It’s a party 25 years in the making. Long Island Children’s Museum is throwing an “Ultimate Birthday Bash” to celebrate its milestone “silver” birthday. Not just an ordinary birthday party, the museum brings its unique flair to the festivities.
There will be plenty of silver-themed excitement, on Nov. 17 and 18, with exhibits and activities that explore the traditions behind birthday celebrations around the world. The museum will even delve into the curious connection between silver and the number 25. (Yes there is a connection.)
“We’re showcasing our ‘best work’ for our 25th birthday,” explains Aimee Terzulli, the museum’s Director of Education and Visitor Experience.
“The weekend celebration lets visitors sample the range of experiences and array of subjects that the museum has provided to the community over the years. Museum staff and volunteers have been planning the event for about a year. Every department is really excited and proud to be part of this community.”
Some of the current employees actually came to the museum when they were children. Terzulli herself started as a college intern in the early days.
“I never intended to stay in the museum field,” she says. “But I fell in love with this type of information education. I’ve never been bored in the 25 years I’ve been here.”
All events during birthday weekend are, of course, designed to be entertaining with that strong learning twist that’s the core of all LICM programming. “It blends the best of what we do here at the museum,” Terzulli explains.
For instance, visitors can make crazy silver soiree hats and in the process learn where the tradition of wearing crowns came from. They’ll get instruction on how to make marbleized wrapping paper, and find out what’s behind the tradition of wrapping gifts.
The celebration is packed with activities and programming: jugglers, clowns, and plenty of music to rock out to, including a DJ and a traditional Korean marching band with drums.
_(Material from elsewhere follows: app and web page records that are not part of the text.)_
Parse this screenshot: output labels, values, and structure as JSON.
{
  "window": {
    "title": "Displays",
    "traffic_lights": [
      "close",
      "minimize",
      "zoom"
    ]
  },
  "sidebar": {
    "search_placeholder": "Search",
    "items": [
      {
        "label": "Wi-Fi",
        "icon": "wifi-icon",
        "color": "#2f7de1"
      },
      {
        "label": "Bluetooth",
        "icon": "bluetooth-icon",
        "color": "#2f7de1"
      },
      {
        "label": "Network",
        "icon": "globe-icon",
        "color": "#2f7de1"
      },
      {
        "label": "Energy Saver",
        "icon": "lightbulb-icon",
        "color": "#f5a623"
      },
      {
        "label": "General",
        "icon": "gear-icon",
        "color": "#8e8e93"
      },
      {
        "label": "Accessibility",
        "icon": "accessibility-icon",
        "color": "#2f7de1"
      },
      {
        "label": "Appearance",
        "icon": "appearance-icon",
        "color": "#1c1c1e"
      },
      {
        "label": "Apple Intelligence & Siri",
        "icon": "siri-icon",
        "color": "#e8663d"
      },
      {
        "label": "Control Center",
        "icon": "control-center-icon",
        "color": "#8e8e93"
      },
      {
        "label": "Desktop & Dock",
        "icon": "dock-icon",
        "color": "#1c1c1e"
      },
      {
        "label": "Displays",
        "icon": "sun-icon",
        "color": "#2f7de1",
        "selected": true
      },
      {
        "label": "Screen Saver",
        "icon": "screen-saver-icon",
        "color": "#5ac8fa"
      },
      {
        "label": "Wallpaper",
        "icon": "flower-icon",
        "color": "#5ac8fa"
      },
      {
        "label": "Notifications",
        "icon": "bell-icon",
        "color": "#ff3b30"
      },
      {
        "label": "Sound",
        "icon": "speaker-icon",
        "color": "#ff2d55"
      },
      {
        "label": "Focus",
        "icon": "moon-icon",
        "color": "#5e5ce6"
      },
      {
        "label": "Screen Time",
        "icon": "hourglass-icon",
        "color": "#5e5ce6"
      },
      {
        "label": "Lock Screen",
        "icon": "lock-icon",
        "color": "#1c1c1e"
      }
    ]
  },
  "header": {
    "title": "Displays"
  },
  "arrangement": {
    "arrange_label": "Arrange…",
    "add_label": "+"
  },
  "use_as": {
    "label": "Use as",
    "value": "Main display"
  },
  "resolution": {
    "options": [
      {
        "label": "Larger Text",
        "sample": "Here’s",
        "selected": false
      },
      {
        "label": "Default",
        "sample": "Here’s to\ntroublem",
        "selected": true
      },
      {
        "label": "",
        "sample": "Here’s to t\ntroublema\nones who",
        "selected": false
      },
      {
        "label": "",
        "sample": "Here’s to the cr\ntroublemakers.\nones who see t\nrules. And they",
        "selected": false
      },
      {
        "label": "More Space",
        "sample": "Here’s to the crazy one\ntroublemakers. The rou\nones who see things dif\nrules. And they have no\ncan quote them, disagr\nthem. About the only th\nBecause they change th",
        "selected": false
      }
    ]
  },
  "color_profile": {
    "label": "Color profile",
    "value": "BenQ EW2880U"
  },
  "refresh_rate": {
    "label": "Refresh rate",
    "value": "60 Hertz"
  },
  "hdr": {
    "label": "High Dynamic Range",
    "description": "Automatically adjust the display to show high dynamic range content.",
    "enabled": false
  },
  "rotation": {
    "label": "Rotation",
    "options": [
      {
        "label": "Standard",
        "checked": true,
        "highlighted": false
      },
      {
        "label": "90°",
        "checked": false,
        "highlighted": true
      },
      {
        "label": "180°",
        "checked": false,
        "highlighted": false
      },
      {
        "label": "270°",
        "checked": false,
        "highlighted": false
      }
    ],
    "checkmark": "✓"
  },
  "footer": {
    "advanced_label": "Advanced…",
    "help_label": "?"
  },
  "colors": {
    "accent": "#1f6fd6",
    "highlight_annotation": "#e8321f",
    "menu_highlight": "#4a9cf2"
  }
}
And when those hunger pangs strike, three food trucks will serve kid favorites — pizza, tacos and ice cream.
Bassist Danny Weinkauf makes a special appearance on the LICM stage with his Red Pants Band.
Weinkauf is well known as the frontman for They Might Be Giants, which has been making music for 36 years and counting. In fact the band, which recently released its 20th album, just finished up touring throughout the U.S., Europe and Canada. The busy musician is also focused on Red Pants, which has developed a loyal following with young families and educators.
At live performances, the band wears red pants — hence the band name — and they also frequently switch around the instruments that they play
Red Pants just released its latest album “Inside I Shine.” Weinkauf recorded all the songs in the basement studio of his Lynbrook home. The band comprises Weinkauf (guitar, vocals), Tina Kenny Jones (bass, vocals), Steve Plesnarski (drums) and newcomer Russ Jones (guitar). Weinkauf recorded most of the music and vocals, with participation from Kenny Jones and Weinkauf’s wife, Michelle.
The band is familiar to museum visitors, frequently performing there, and holds a special place in the lives of Weinkauf and his family.
“I used to bring my children here when they were little,” says Weinkauf. “It sparked their curiosity. And as parents we learned things as well.” His kids especially enjoyed the Bubble Area and the Chunky Maze.
“When our kids were little, it seemed enormous as we tried to keep track of them. Now I think it’s not as big as I remember it.”
Noting his fondness for the museum, Weinkauf says he was thrilled when the Red Pants Band was asked to perform at the festivities.
“The timing worked out great since I just finished the tour with They Must Be Giants,” he says. “Plus the Red Pants Band just released our fourth album, which has songs geared toward pre-school and kindergarten age kids.”
The band will perform songs from the new album including “Pumpkin” (currently number two on the popular SiriusXM’s Kids Place Live) and a rock version of the Sesame Street Song “I Don’t Want to Live on the Moon.”
“The staff is really creative and supportive,” Weinkauf adds.
That sentiment is reflected in the decision to include two visual artists —Mica Angela Hendricks and Brooks Frederick — in the festivities. They’ll work together with the visitors to create a 25-square foot collaborative painting, which will be displayed permanently in the museum when completed.
Looking ahead to the next 25 years, “we hope to continue to be a beacon to the community and have people see us as a resource,” says Terzulli. “I hate to admit it but we know we’ve had a really great day when we see toddlers crying, because they don’t want to leave the museum. That’s when we know we’ve done a good job.”
The birthday celebration kicks off 25 weeks of special events and themed workshops highlighting the museum’s 25-year history.